Festen (aka The Celebration), the winner of the Jury Prize at the 1998 Cannes Film Festival is regarded as arguably the greatest Danish movie of the recent era. The movie by Thomas Vinterberg is also notable as being the first Danish movie created using the Dogme-95 rules that stresses on a strong narrative, themes, actors and doesn't indulge in any special effects, technology or post production alterations or modifications to the movie. The movie deals with the controversial and taboo subject of incest that forms the backdrop of the movie. The movie takes place during the festivities of the 60th birthday of the patriarch of a family, Helge (Henning Moritzen), as they gather to celebrate it with a grand feast in a family-run hotel.
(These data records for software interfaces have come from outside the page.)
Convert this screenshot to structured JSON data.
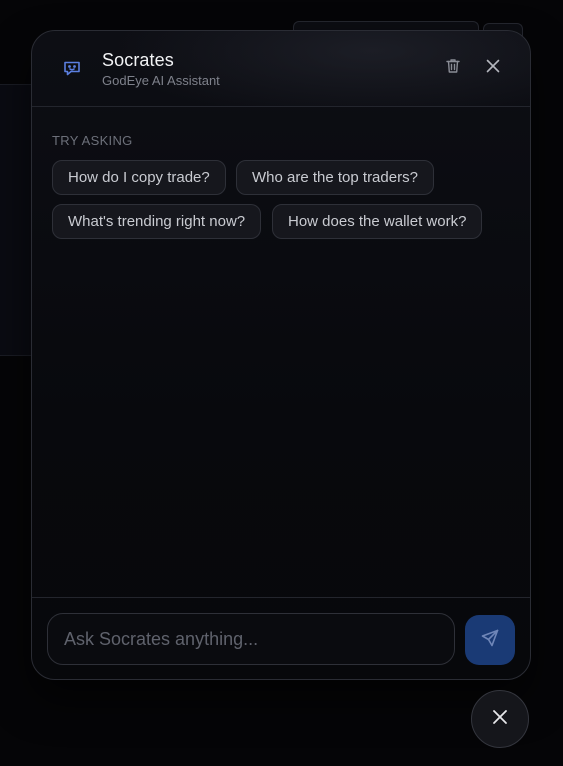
{
  "assistant": {
    "name": "Socrates",
    "subtitle": "GodEye AI Assistant"
  },
  "suggestions": {
    "label": "TRY ASKING",
    "items": [
      "How do I copy trade?",
      "Who are the top traders?",
      "What's trending right now?",
      "How does the wallet work?"
    ]
  },
  "composer": {
    "placeholder": "Ask Socrates anything...",
    "value": ""
  },
  "icons": {
    "header": "bot-icon",
    "clear": "trash-icon",
    "close": "close-icon",
    "send": "send-icon",
    "fab": "close-icon"
  },
  "colors": {
    "accent": "#1a3a75",
    "icon_accent": "#5b7fe0",
    "panel_bg": "#0d0e14",
    "text_primary": "#f2f3f5",
    "text_muted": "#7e818b"
  }
}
During these celebrations, shocking revelations are made by Helge's son Christian (Ulrich Thomsen). In a speech, Christian accuses Helge of sexually abusing him and his late twin sister when they were young resulting in her sister committing suicide and psychologically scarring him for the rest of his life unable to commit himself to any intimate relationship. As the movie progresses, we start to realize the frailty of the family's relationships, and the flawed characters of the normal-appearing dysfunctional family are slowly revealed.  

Festen is undoubtedly one of the most impressive and unsettling movie about coming together of a dysfunctional family for a celebration where secrets are unraveled, relationships get redefined with each shocking revelation, and old rivalries re-ignited; but at the end of it all, being regarded as just another chapter in history of twisted family dynamics by everyone present.  A Dogme masterpiece, arguably the best.